§ Saved data entries
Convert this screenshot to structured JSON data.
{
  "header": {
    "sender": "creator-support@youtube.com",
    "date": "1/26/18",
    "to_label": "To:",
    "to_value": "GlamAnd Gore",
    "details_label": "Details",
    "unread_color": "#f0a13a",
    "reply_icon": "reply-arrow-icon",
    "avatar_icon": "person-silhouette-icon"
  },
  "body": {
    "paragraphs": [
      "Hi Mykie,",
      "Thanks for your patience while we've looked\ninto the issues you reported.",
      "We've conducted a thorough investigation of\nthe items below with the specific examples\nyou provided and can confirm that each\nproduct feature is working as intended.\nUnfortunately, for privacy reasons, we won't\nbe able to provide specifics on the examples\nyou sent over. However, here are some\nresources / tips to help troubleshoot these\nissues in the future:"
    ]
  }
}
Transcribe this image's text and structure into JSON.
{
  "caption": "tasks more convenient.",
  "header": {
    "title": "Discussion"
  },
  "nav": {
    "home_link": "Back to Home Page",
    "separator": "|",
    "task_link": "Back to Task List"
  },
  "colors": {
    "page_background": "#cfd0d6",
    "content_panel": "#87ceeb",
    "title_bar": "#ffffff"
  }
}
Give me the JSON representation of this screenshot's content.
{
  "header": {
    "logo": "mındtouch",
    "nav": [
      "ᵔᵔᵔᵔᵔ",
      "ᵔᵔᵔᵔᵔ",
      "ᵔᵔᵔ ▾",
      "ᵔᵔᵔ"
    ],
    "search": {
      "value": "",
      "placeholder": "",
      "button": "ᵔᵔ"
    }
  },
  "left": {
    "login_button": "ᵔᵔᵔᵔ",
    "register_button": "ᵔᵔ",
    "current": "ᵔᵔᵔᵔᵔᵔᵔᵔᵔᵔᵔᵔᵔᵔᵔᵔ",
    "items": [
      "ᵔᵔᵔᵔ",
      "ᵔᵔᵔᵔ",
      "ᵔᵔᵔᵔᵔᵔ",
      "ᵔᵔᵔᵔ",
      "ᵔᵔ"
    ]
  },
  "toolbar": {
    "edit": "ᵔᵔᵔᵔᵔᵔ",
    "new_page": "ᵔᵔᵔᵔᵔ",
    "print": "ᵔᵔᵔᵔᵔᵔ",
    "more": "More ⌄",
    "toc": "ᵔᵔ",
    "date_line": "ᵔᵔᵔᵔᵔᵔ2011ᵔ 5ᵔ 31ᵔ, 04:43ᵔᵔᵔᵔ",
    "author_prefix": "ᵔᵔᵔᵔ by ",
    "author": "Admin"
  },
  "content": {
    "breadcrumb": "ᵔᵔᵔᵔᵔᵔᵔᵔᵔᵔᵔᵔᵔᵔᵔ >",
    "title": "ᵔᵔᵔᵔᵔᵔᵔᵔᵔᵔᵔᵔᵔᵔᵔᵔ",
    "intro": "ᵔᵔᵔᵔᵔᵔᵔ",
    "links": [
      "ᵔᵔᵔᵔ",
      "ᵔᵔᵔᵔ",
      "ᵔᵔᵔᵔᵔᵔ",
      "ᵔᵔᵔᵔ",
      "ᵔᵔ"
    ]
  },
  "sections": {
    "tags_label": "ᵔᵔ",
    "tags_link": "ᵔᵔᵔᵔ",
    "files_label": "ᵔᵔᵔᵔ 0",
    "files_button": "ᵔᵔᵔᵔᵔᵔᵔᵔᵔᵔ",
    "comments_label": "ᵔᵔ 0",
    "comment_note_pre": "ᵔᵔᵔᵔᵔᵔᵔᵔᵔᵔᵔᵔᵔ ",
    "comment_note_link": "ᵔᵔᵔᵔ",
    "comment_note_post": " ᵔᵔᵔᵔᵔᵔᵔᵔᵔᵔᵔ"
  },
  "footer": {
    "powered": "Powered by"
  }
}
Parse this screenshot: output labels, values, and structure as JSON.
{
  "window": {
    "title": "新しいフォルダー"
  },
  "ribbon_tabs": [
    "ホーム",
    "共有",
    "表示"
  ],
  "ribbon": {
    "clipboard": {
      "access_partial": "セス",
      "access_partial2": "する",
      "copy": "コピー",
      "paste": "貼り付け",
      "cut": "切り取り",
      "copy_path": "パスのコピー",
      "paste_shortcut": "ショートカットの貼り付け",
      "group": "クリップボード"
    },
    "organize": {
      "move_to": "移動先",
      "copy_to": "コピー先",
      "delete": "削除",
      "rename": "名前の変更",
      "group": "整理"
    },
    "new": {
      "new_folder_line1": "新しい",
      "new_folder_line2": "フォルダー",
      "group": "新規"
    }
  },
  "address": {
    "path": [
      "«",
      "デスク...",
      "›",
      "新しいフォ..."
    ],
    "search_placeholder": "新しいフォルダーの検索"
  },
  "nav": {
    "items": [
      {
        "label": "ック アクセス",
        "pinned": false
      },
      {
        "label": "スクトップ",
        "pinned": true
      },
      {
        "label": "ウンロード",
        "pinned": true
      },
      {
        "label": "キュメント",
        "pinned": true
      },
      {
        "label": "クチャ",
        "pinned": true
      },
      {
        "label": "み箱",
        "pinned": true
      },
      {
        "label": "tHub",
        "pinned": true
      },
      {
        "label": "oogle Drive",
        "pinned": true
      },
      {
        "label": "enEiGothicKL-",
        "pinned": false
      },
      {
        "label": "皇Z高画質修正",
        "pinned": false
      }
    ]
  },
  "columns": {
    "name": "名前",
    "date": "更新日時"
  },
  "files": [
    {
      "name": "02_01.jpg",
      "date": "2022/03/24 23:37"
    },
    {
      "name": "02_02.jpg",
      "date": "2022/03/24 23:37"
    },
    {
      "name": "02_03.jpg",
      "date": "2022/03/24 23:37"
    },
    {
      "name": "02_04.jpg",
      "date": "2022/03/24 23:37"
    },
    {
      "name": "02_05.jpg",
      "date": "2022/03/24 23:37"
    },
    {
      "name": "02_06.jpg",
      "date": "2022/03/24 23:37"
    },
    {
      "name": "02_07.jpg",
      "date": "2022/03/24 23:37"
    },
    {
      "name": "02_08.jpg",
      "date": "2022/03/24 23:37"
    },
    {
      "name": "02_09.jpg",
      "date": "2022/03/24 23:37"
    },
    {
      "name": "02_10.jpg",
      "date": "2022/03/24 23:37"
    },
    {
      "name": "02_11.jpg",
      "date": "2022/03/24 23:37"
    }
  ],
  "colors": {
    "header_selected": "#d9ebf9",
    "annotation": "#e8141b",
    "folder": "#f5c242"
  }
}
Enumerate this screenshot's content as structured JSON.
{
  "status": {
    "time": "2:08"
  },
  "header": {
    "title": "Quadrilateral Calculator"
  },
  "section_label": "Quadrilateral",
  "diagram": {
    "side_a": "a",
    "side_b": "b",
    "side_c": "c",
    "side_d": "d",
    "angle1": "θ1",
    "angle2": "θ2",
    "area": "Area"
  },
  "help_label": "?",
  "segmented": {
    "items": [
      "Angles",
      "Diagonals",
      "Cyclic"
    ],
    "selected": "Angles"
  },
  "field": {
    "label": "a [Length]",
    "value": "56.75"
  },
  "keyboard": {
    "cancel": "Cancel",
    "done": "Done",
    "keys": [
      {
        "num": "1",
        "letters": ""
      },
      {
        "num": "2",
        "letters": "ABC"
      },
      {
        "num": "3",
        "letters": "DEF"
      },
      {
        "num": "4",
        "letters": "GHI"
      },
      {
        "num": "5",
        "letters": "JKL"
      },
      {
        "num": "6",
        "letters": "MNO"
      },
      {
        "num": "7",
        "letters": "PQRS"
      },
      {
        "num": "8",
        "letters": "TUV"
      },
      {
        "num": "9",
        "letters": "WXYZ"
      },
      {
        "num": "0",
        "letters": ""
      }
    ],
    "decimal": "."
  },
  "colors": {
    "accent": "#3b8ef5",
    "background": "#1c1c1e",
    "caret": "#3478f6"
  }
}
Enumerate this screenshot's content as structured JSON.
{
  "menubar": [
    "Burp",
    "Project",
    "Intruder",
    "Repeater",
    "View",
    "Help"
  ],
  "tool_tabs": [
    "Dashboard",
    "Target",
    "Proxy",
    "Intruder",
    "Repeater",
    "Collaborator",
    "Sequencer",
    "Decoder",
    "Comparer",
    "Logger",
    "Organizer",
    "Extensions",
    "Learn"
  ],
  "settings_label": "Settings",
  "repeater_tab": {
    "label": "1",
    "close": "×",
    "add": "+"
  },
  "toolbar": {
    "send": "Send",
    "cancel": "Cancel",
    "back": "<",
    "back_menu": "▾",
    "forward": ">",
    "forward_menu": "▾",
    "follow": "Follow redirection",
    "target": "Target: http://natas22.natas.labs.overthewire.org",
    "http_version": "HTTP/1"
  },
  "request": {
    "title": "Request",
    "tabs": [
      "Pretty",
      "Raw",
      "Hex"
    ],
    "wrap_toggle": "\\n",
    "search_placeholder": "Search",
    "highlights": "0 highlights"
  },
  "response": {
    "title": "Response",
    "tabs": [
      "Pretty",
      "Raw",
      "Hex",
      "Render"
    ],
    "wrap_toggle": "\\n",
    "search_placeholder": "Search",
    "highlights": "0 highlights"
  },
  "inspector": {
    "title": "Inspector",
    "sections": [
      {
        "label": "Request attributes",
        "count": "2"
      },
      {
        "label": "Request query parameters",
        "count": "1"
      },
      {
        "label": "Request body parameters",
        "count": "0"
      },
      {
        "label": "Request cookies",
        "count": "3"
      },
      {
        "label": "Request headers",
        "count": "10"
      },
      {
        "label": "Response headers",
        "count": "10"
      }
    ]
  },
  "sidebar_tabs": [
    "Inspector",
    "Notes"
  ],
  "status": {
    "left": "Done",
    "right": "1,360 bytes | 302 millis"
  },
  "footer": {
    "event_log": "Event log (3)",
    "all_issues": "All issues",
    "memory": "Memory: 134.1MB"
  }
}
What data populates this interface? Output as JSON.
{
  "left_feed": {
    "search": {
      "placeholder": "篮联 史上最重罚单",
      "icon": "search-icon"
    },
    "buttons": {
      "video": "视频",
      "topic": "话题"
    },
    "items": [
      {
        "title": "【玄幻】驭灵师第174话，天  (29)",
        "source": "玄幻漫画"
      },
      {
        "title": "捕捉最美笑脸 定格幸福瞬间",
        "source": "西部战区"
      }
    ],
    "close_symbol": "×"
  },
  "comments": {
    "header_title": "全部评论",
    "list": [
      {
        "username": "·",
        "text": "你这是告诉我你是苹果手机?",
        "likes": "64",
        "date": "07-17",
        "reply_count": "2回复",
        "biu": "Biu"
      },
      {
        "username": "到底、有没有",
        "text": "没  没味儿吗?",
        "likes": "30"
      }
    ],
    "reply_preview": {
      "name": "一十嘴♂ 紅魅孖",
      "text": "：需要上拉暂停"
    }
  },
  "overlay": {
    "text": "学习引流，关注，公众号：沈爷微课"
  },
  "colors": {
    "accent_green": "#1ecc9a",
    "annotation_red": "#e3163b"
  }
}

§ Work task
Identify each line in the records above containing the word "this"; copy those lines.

§ Written solution
Convert this screenshot to structured JSON data.
Transcribe this image's text and structure into JSON.
Give me the JSON representation of this screenshot's content.
Parse this screenshot: output labels, values, and structure as JSON.
Enumerate this screenshot's content as structured JSON.
Enumerate this screenshot's content as structured JSON.
What data populates this interface? Output as JSON.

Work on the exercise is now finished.